"Strike Bumped (K ↑)" => [BSM(S_OTM, K*1.01, t, rf, d, σ)[1] - BSM(S_OTM,K, t, rf, d, σ)[1],
BSM(S_ATM, K*1.01, t, rf, d, σ)[1] - BSM(S_ATM,K, t, rf, d, σ)[1],
BSM(S_ITM, K*1.01, t, rf, d, σ)[1] - BSM(S_ITM,K, t, rf, d, σ)[1],
"N/A"],
"K ↑ change TV" => [(BSM(S_OTM, K*1.01, t, rf, d, σ)[1] - max(0,S_OTM-K*1.01)) - (BSM(S_OTM,K, t, rf, d, σ)[1] - max(0,S_OTM-K)),
(BSM(S_ATM, K*1.01, t, rf, d, σ)[1] - max(0,S_ATM-K*1.01)) - (BSM(S_ATM,K, t, rf, d, σ)[1] - max(0,S_ATM-K)),
(BSM(S_ITM, K*1.01, t, rf, d, σ)[1] - max(0,S_ITM-K*1.01)) - (BSM(S_ITM,K, t, rf, d, σ)[1] - max(0,S_ITM-K)),
"N/A"]
)

• The Call Option Value is the Black Scholes Merton price
• Intrinsic Value = max(0, S-K)
• Time Value (TV) is just the Call option price minus intrinsic value
• Dual Delta is the closed form solution from the function
• Strike Bumped (K ↑) is the bump and reprice Dual Delta (technically with forward difference for simplicity; usually central difference would be used for most Greeks as shown here
• K ↑ change TV is the change in Time Value due to change in Strike. It is clearly visible that the value is +1 for the ITM option.
• The last line shows the actual values of bumping strike by 1% (from 100 to 101). Time value moves from 12.11 to 12.6 which corresponds to the computed change in theoretical value and ~ Dual Delta +1.

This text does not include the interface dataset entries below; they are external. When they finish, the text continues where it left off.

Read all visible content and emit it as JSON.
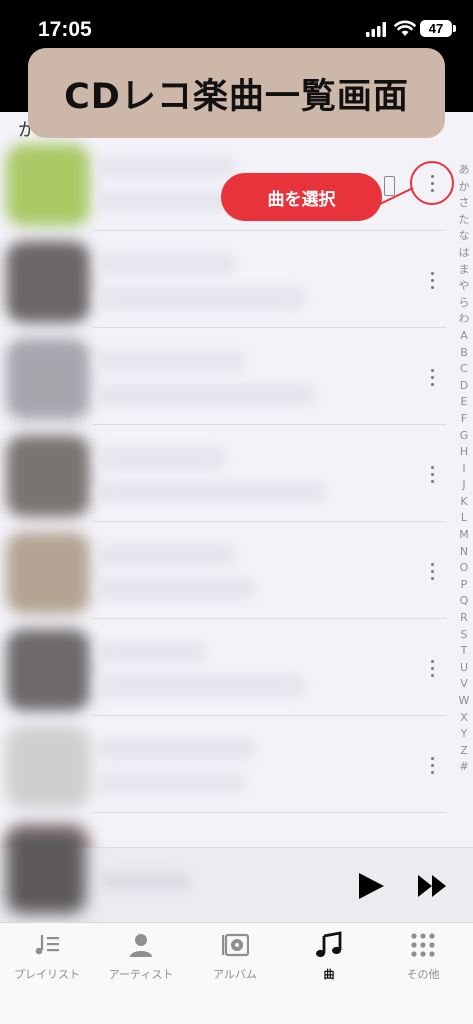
{
  "status_bar": {
    "time": "17:05",
    "battery": "47",
    "icons": [
      "signal-icon",
      "wifi-icon",
      "battery-icon"
    ]
  },
  "overlay_title": "CDレコ楽曲一覧画面",
  "list": {
    "section_header": "か"
  },
  "annotation": {
    "label": "曲を選択",
    "color": "#e8333a"
  },
  "index_letters": [
    "あ",
    "か",
    "さ",
    "た",
    "な",
    "は",
    "ま",
    "や",
    "ら",
    "わ",
    "A",
    "B",
    "C",
    "D",
    "E",
    "F",
    "G",
    "H",
    "I",
    "J",
    "K",
    "L",
    "M",
    "N",
    "O",
    "P",
    "Q",
    "R",
    "S",
    "T",
    "U",
    "V",
    "W",
    "X",
    "Y",
    "Z",
    "#"
  ],
  "player": {
    "icons": [
      "play-icon",
      "fast-forward-icon"
    ]
  },
  "tabs": [
    {
      "label": "プレイリスト",
      "icon": "playlist-icon",
      "active": false
    },
    {
      "label": "アーティスト",
      "icon": "artist-icon",
      "active": false
    },
    {
      "label": "アルバム",
      "icon": "album-icon",
      "active": false
    },
    {
      "label": "曲",
      "icon": "music-note-icon",
      "active": true
    },
    {
      "label": "その他",
      "icon": "grid-icon",
      "active": false
    }
  ],
  "colors": {
    "accent": "#e8333a",
    "banner": "#cdb7a9",
    "background": "#f3f2f8"
  }
}
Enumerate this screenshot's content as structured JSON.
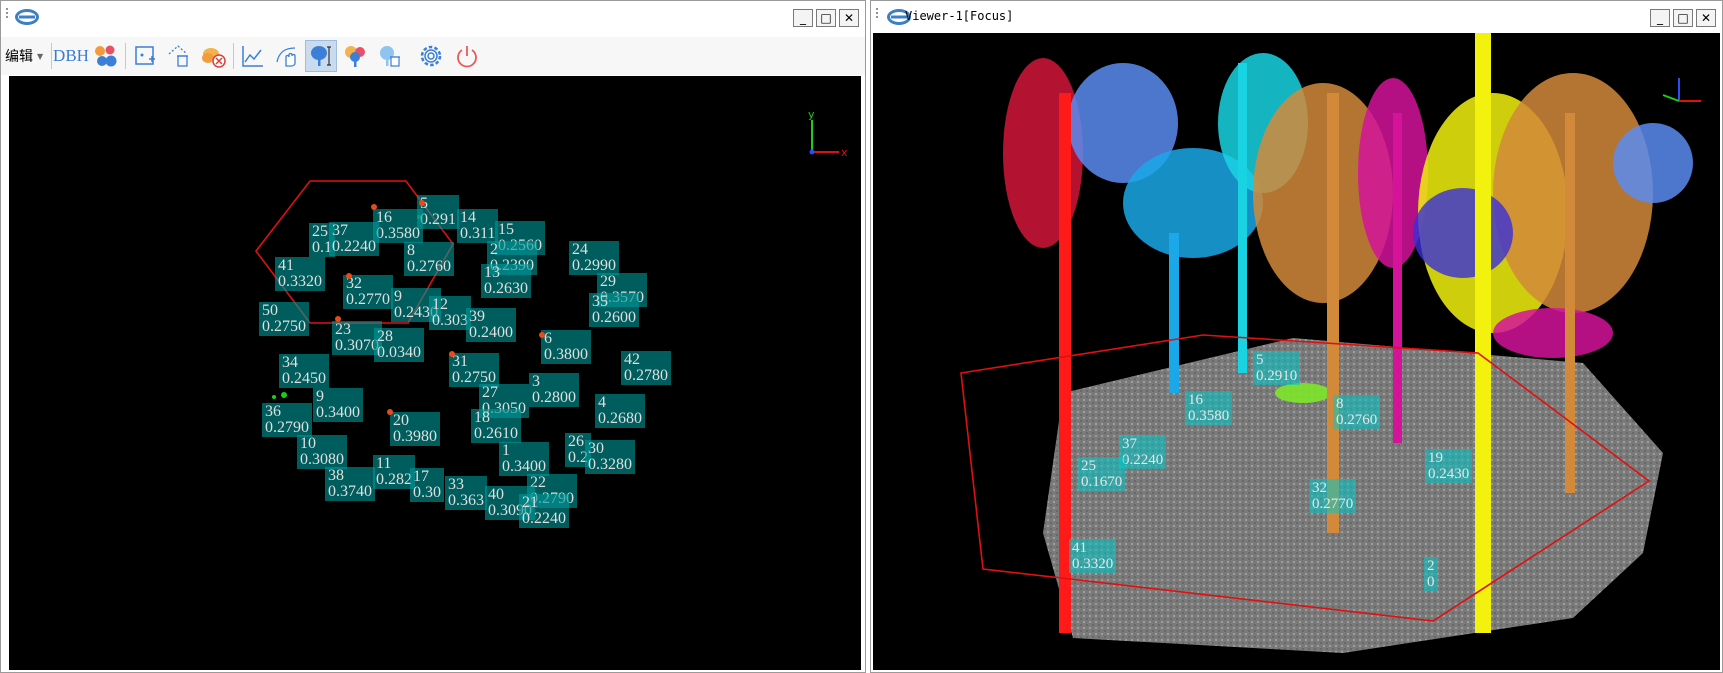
{
  "left_window": {
    "title": "",
    "buttons": {
      "minimize": "_",
      "maximize": "□",
      "close": "✕"
    },
    "toolbar": {
      "edit_menu_label": "编辑",
      "dbh_label": "DBH",
      "icons": [
        "cluster-color-icon",
        "select-box-icon",
        "clear-selection-icon",
        "remove-layer-icon",
        "profile-curve-icon",
        "hand-move-icon",
        "tree-height-icon",
        "tree-crown-icon",
        "tree-remove-icon",
        "settings-icon",
        "power-icon"
      ]
    },
    "axis": {
      "y": "y",
      "x": "x"
    },
    "trees": [
      {
        "id": "5",
        "dbh": "0.291"
      },
      {
        "id": "16",
        "dbh": "0.3580"
      },
      {
        "id": "14",
        "dbh": "0.311"
      },
      {
        "id": "15",
        "dbh": "0.2560"
      },
      {
        "id": "25",
        "dbh": "0.1"
      },
      {
        "id": "37",
        "dbh": "0.2240"
      },
      {
        "id": "24",
        "dbh": "0.2990"
      },
      {
        "id": "2",
        "dbh": "0.2390"
      },
      {
        "id": "8",
        "dbh": "0.2760"
      },
      {
        "id": "41",
        "dbh": "0.3320"
      },
      {
        "id": "13",
        "dbh": "0.2630"
      },
      {
        "id": "29",
        "dbh": "0.3570"
      },
      {
        "id": "32",
        "dbh": "0.2770"
      },
      {
        "id": "35",
        "dbh": "0.2600"
      },
      {
        "id": "9",
        "dbh": "0.2430"
      },
      {
        "id": "12",
        "dbh": "0.303"
      },
      {
        "id": "50",
        "dbh": "0.2750"
      },
      {
        "id": "39",
        "dbh": "0.2400"
      },
      {
        "id": "23",
        "dbh": "0.3070"
      },
      {
        "id": "28",
        "dbh": "0.0340"
      },
      {
        "id": "6",
        "dbh": "0.3800"
      },
      {
        "id": "42",
        "dbh": "0.2780"
      },
      {
        "id": "34",
        "dbh": "0.2450"
      },
      {
        "id": "31",
        "dbh": "0.2750"
      },
      {
        "id": "3",
        "dbh": "0.2800"
      },
      {
        "id": "27",
        "dbh": "0.3050"
      },
      {
        "id": "9",
        "dbh": "0.3400"
      },
      {
        "id": "36",
        "dbh": "0.2790"
      },
      {
        "id": "4",
        "dbh": "0.2680"
      },
      {
        "id": "18",
        "dbh": "0.2610"
      },
      {
        "id": "20",
        "dbh": "0.3980"
      },
      {
        "id": "10",
        "dbh": "0.3080"
      },
      {
        "id": "1",
        "dbh": "0.3400"
      },
      {
        "id": "26",
        "dbh": "0.2"
      },
      {
        "id": "30",
        "dbh": "0.3280"
      },
      {
        "id": "11",
        "dbh": "0.282"
      },
      {
        "id": "38",
        "dbh": "0.3740"
      },
      {
        "id": "17",
        "dbh": "0.30"
      },
      {
        "id": "33",
        "dbh": "0.363"
      },
      {
        "id": "22",
        "dbh": "0.2790"
      },
      {
        "id": "40",
        "dbh": "0.3090"
      },
      {
        "id": "21",
        "dbh": "0.2240"
      }
    ]
  },
  "right_window": {
    "title": "Viewer-1[Focus]",
    "buttons": {
      "minimize": "_",
      "maximize": "□",
      "close": "✕"
    },
    "trees": [
      {
        "id": "5",
        "dbh": "0.2910"
      },
      {
        "id": "16",
        "dbh": "0.3580"
      },
      {
        "id": "8",
        "dbh": "0.2760"
      },
      {
        "id": "37",
        "dbh": "0.2240"
      },
      {
        "id": "25",
        "dbh": "0.1670"
      },
      {
        "id": "19",
        "dbh": "0.2430"
      },
      {
        "id": "32",
        "dbh": "0.2770"
      },
      {
        "id": "41",
        "dbh": "0.3320"
      },
      {
        "id": "2",
        "dbh": "0"
      }
    ]
  },
  "colors": {
    "background": "#000000",
    "selection_polygon": "#e01010",
    "label_fill": "#009696",
    "ground_points": "#8a8a8a"
  }
}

The resulting dataframe (I omitted the code for PrettyTables formatting looks like this:

ATM has the largest Time Value. Therefore, increasing strike results in an increase in time value for ITM options because we move closer to ATM. The opposite holds for OTM options where S < K. Below is a GIF showing this relationship and how TV is changing.

• This answer is not quite right. The question is about the sensitivity of time value (premium minus intrinsic value). So ∂C/∂K would be correct for out-of-the-money calls, but for in-the-money calls, the answer would be ∂C/∂K + 1 (because the time value is C - S + K). Commented Nov 22, 2023 at 16:52